For the past few years, he has been an Program Development Director for Renaissance 2; and a founding member and Chief Facilitator, Europe, for Ken Wilber’s Integral Institute. Previously he was director of the Neuro-Linguistic Programming Center for Advanced Studies in San Francisco, and a consultant with Stanford Research Institute in the Values and Lifestyles Program of the Strategic Environments Group.

Van der Horst has taught at John F. Kennedy University in Orinda, California; The University of California in Sonoma; the University of Paris XIV, and XIII; and Apple University, France; and has given seminars in NLP and intercultural communication for MBA students at the Sorbonne, the International Management Institute , in Paris, and at the Institut d’Administration des Enterprises in Aix-en-Provence. He has also given leadership, team-building, and long-term management training seminars in Moscow, Sao Paulo, Hong Kong, and Indonesia; along with 10 countries in the European Community.
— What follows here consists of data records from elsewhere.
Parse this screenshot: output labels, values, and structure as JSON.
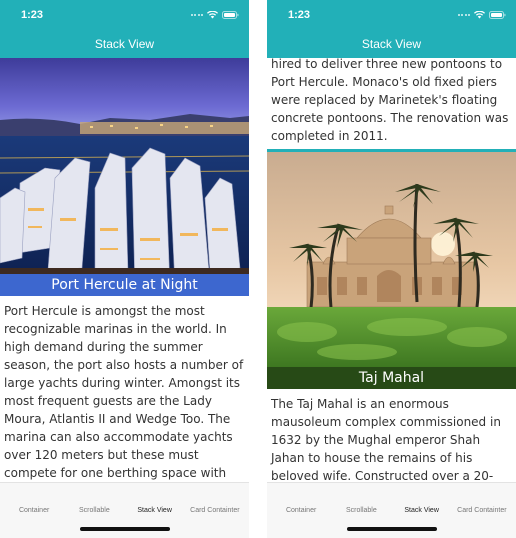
{
  "status": {
    "time": "1:23"
  },
  "nav": {
    "title": "Stack View"
  },
  "cards": {
    "port": {
      "title": "Port Hercule at Night",
      "text": "Port Hercule is amongst the most recognizable marinas in the world. In high demand during the summer season, the port also hosts a number of large yachts during winter. Amongst its most frequent guests are the Lady Moura, Atlantis II and Wedge Too. The marina can also accommodate yachts over 120 meters but these must compete for one berthing space with",
      "text_continued": "hired to deliver three new pontoons to Port Hercule. Monaco's old fixed piers were replaced by Marinetek's floating concrete pontoons. The renovation was completed in 2011."
    },
    "taj": {
      "title": "Taj Mahal",
      "text": "The Taj Mahal is an enormous mausoleum complex commissioned in 1632 by the Mughal emperor Shah Jahan to house the remains of his beloved wife. Constructed over a 20-"
    }
  },
  "tabs": [
    "Container",
    "Scrollable",
    "Stack View",
    "Card Containter"
  ],
  "colors": {
    "accent": "#22b0b8",
    "caption_blue": "#3d67cf",
    "caption_green": "#274a16"
  },
  "icons": [
    "cellular-dots-icon",
    "wifi-icon",
    "battery-icon"
  ]
}
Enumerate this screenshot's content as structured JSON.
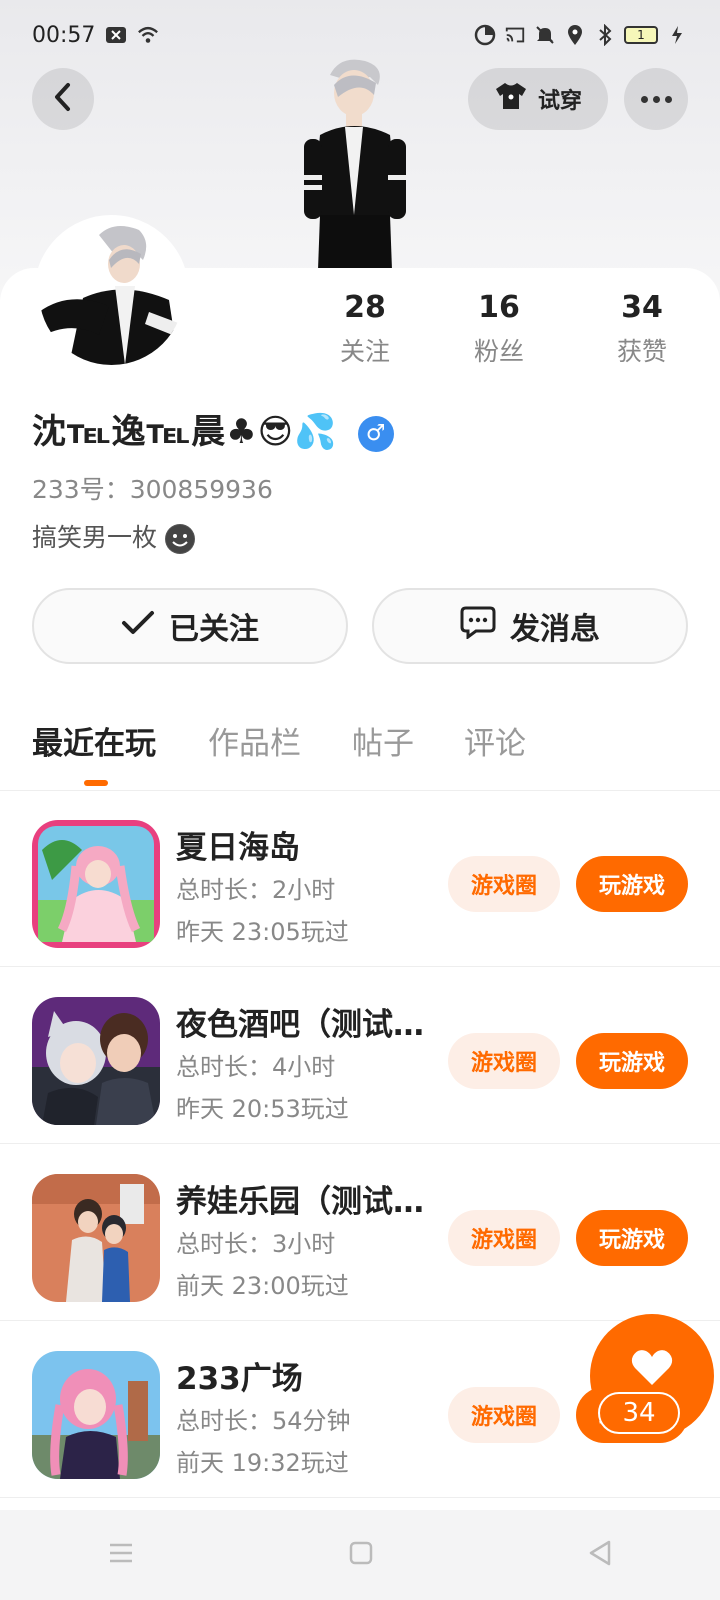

He has worked in journalism as an editor for New Realities, Practical Psychology, Playboy, and The Village Voice. The author of the books, Folk Music in America, Rock Music, and The Outcome Strategy; and over 1,000 magazine and newspaper articles, he has also been an acquisitions editor for J.P. Tarcher Books, Houghton-Mifflin, and hosted a television program in San Francisco. He currently writes for Intelligence, a newsletter on neuro-computing.

Before this time, Van der Horst was originally trained in marine biology, but shortly after attending Duke University, worked in the entertainment industry for 10 years, serving as Vice-President of the Cannon Group, and as Director of Advertising and Publicity for Atlantic Records. Van der Horst has been listed in Who’s Who in the World since 1994, and Who’s Who in America since 2007.